To do — Read through the lines below for the string "ribbon" and copy each one that has it.

Data excerpts —
....................

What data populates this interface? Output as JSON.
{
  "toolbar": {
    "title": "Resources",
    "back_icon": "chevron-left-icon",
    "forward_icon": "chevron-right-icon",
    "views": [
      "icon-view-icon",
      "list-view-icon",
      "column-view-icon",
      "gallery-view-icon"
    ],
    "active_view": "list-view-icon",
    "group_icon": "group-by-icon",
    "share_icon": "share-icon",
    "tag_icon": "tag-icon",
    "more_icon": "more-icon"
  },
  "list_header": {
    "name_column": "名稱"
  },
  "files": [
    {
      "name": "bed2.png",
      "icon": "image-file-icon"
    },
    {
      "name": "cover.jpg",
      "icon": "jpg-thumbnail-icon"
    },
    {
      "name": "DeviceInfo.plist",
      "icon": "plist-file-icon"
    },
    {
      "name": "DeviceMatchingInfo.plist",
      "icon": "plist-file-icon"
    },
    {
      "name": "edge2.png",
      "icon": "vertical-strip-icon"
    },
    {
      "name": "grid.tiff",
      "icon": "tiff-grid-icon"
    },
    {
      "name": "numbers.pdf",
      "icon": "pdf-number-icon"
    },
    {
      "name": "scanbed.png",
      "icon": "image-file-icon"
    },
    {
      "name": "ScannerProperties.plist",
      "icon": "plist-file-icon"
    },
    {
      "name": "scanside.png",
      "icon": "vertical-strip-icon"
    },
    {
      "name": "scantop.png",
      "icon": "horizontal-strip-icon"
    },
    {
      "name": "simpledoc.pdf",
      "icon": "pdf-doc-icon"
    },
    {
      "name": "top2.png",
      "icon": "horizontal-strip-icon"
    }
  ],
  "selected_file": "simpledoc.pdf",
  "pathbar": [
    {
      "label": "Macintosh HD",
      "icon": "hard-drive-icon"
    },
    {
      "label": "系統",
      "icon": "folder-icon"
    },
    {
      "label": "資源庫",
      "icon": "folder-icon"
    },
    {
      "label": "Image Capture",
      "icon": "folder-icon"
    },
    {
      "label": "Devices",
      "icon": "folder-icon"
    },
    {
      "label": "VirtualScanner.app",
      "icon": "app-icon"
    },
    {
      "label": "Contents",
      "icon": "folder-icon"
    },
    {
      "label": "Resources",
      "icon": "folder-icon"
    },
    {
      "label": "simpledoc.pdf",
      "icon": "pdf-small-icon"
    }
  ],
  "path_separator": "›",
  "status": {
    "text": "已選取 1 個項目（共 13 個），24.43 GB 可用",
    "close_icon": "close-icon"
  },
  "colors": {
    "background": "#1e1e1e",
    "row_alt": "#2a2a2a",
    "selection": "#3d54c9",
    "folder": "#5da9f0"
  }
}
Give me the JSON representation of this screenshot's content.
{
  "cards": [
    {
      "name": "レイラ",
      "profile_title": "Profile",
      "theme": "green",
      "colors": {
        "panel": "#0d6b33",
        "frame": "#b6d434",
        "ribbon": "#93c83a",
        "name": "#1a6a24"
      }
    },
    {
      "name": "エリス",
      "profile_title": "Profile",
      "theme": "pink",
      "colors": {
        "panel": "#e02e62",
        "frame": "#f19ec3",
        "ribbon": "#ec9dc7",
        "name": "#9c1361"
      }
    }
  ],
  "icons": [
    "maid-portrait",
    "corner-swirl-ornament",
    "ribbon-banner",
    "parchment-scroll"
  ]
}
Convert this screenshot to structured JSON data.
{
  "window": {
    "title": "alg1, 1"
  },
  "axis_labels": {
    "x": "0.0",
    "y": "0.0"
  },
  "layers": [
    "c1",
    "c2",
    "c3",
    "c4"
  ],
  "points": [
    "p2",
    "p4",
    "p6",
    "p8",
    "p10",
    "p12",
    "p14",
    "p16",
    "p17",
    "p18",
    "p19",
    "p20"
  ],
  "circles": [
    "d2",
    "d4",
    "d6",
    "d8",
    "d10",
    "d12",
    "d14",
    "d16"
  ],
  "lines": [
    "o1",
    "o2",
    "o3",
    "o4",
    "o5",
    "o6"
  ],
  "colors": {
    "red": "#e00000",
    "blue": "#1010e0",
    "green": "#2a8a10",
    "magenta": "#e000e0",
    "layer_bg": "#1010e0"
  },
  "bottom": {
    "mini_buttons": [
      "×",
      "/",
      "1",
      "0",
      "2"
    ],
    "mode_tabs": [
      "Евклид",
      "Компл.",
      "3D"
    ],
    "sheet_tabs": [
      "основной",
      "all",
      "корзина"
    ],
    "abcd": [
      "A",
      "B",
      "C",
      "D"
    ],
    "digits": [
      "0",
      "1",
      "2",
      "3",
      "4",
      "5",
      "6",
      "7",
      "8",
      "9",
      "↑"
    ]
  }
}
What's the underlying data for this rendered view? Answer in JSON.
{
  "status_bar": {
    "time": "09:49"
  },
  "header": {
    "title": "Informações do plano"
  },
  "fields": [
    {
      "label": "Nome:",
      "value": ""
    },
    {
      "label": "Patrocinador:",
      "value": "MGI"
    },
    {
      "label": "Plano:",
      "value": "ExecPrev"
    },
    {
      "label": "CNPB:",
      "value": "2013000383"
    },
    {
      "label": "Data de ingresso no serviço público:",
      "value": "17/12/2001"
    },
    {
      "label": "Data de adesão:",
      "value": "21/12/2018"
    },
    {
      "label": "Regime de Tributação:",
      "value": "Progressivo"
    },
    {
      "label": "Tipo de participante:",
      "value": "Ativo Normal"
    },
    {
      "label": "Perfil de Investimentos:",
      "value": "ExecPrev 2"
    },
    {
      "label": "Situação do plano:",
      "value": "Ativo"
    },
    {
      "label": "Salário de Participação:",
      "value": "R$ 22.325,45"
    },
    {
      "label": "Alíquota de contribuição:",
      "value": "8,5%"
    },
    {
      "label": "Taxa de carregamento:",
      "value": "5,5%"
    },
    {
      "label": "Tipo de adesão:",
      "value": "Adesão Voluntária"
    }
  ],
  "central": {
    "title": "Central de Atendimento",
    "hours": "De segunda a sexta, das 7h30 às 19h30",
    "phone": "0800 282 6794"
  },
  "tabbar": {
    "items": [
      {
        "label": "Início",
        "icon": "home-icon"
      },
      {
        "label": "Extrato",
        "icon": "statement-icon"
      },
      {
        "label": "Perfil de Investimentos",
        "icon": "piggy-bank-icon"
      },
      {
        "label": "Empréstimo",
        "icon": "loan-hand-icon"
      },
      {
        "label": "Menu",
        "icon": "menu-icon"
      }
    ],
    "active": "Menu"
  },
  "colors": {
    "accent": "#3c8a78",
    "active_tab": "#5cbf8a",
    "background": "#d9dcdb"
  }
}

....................

Solution —
        "ribbon": "#93c83a",
        "ribbon": "#ec9dc7",
    "ribbon-banner",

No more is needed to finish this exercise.